(Material provided Opens)

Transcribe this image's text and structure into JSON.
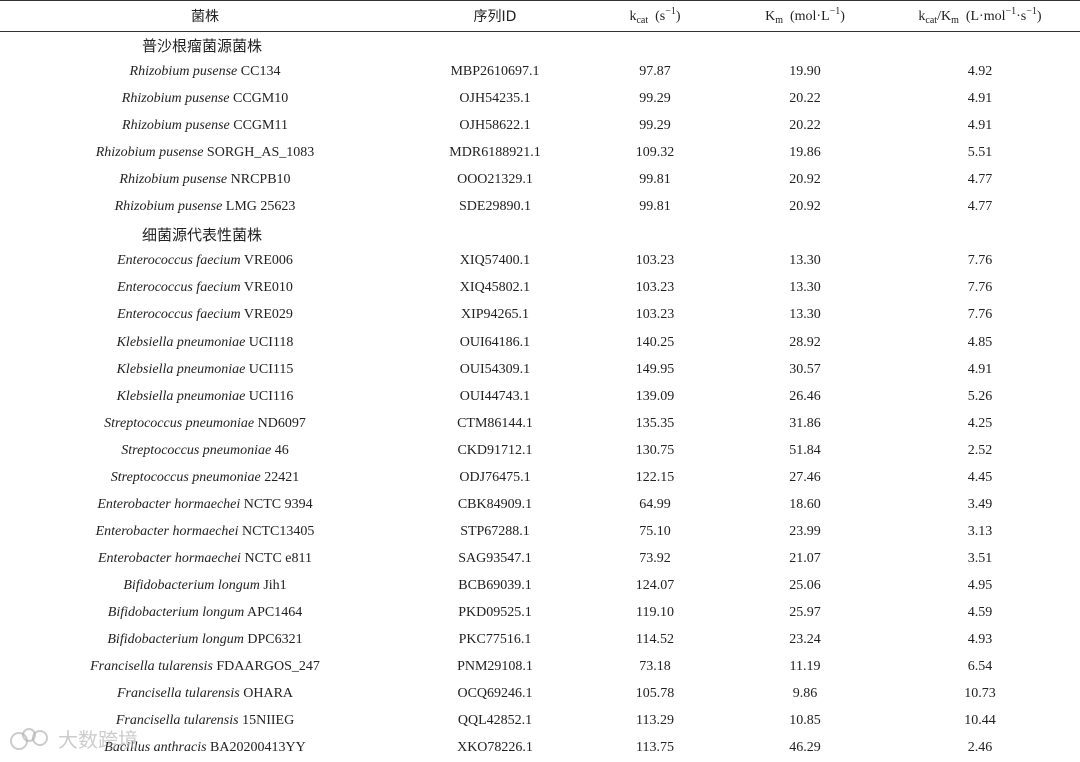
{
  "header": {
    "strain": "菌株",
    "seq_id": "序列ID",
    "kcat_main": "k",
    "kcat_sub": "cat",
    "kcat_unit": "(s",
    "kcat_unit_sup": "−1",
    "kcat_unit_close": ")",
    "km_main": "K",
    "km_sub": "m",
    "km_unit": "(mol·L",
    "km_unit_sup": "−1",
    "km_unit_close": ")",
    "ratio_k": "k",
    "ratio_k_sub": "cat",
    "ratio_slash": "/K",
    "ratio_m_sub": "m",
    "ratio_unit": "(L·mol",
    "ratio_unit_sup1": "−1",
    "ratio_unit_mid": "·s",
    "ratio_unit_sup2": "−1",
    "ratio_unit_close": ")"
  },
  "groups": [
    {
      "title": "普沙根瘤菌源菌株",
      "rows": [
        {
          "species": "Rhizobium pusense",
          "strain": "CC134",
          "id": "MBP2610697.1",
          "kcat": "97.87",
          "km": "19.90",
          "ratio": "4.92"
        },
        {
          "species": "Rhizobium pusense",
          "strain": "CCGM10",
          "id": "OJH54235.1",
          "kcat": "99.29",
          "km": "20.22",
          "ratio": "4.91"
        },
        {
          "species": "Rhizobium pusense",
          "strain": "CCGM11",
          "id": "OJH58622.1",
          "kcat": "99.29",
          "km": "20.22",
          "ratio": "4.91"
        },
        {
          "species": "Rhizobium pusense",
          "strain": "SORGH_AS_1083",
          "id": "MDR6188921.1",
          "kcat": "109.32",
          "km": "19.86",
          "ratio": "5.51"
        },
        {
          "species": "Rhizobium pusense",
          "strain": "NRCPB10",
          "id": "OOO21329.1",
          "kcat": "99.81",
          "km": "20.92",
          "ratio": "4.77"
        },
        {
          "species": "Rhizobium pusense",
          "strain": "LMG 25623",
          "id": "SDE29890.1",
          "kcat": "99.81",
          "km": "20.92",
          "ratio": "4.77"
        }
      ]
    },
    {
      "title": "细菌源代表性菌株",
      "rows": [
        {
          "species": "Enterococcus faecium",
          "strain": "VRE006",
          "id": "XIQ57400.1",
          "kcat": "103.23",
          "km": "13.30",
          "ratio": "7.76"
        },
        {
          "species": "Enterococcus faecium",
          "strain": "VRE010",
          "id": "XIQ45802.1",
          "kcat": "103.23",
          "km": "13.30",
          "ratio": "7.76"
        },
        {
          "species": "Enterococcus faecium",
          "strain": "VRE029",
          "id": "XIP94265.1",
          "kcat": "103.23",
          "km": "13.30",
          "ratio": "7.76"
        },
        {
          "species": "Klebsiella pneumoniae",
          "strain": "UCI118",
          "id": "OUI64186.1",
          "kcat": "140.25",
          "km": "28.92",
          "ratio": "4.85"
        },
        {
          "species": "Klebsiella pneumoniae",
          "strain": "UCI115",
          "id": "OUI54309.1",
          "kcat": "149.95",
          "km": "30.57",
          "ratio": "4.91"
        },
        {
          "species": "Klebsiella pneumoniae",
          "strain": "UCI116",
          "id": "OUI44743.1",
          "kcat": "139.09",
          "km": "26.46",
          "ratio": "5.26"
        },
        {
          "species": "Streptococcus pneumoniae",
          "strain": "ND6097",
          "id": "CTM86144.1",
          "kcat": "135.35",
          "km": "31.86",
          "ratio": "4.25"
        },
        {
          "species": "Streptococcus pneumoniae",
          "strain": "46",
          "id": "CKD91712.1",
          "kcat": "130.75",
          "km": "51.84",
          "ratio": "2.52"
        },
        {
          "species": "Streptococcus pneumoniae",
          "strain": "22421",
          "id": "ODJ76475.1",
          "kcat": "122.15",
          "km": "27.46",
          "ratio": "4.45"
        },
        {
          "species": "Enterobacter hormaechei",
          "strain": "NCTC 9394",
          "id": "CBK84909.1",
          "kcat": "64.99",
          "km": "18.60",
          "ratio": "3.49"
        },
        {
          "species": "Enterobacter hormaechei",
          "strain": "NCTC13405",
          "id": "STP67288.1",
          "kcat": "75.10",
          "km": "23.99",
          "ratio": "3.13"
        },
        {
          "species": "Enterobacter hormaechei",
          "strain": "NCTC e811",
          "id": "SAG93547.1",
          "kcat": "73.92",
          "km": "21.07",
          "ratio": "3.51"
        },
        {
          "species": "Bifidobacterium longum",
          "strain": "Jih1",
          "id": "BCB69039.1",
          "kcat": "124.07",
          "km": "25.06",
          "ratio": "4.95"
        },
        {
          "species": "Bifidobacterium longum",
          "strain": "APC1464",
          "id": "PKD09525.1",
          "kcat": "119.10",
          "km": "25.97",
          "ratio": "4.59"
        },
        {
          "species": "Bifidobacterium longum",
          "strain": "DPC6321",
          "id": "PKC77516.1",
          "kcat": "114.52",
          "km": "23.24",
          "ratio": "4.93"
        },
        {
          "species": "Francisella tularensis",
          "strain": "FDAARGOS_247",
          "id": "PNM29108.1",
          "kcat": "73.18",
          "km": "11.19",
          "ratio": "6.54"
        },
        {
          "species": "Francisella tularensis",
          "strain": "OHARA",
          "id": "OCQ69246.1",
          "kcat": "105.78",
          "km": "9.86",
          "ratio": "10.73"
        },
        {
          "species": "Francisella tularensis",
          "strain": "15NIIEG",
          "id": "QQL42852.1",
          "kcat": "113.29",
          "km": "10.85",
          "ratio": "10.44"
        },
        {
          "species": "Bacillus anthracis",
          "strain": "BA20200413YY",
          "id": "XKO78226.1",
          "kcat": "113.75",
          "km": "46.29",
          "ratio": "2.46"
        }
      ]
    }
  ],
  "watermark": {
    "text": "大数跨境"
  }
}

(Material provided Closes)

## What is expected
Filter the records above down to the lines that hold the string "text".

## Solution to the exercise
Transcribe this image's text and structure into JSON.
    "text": "大数跨境"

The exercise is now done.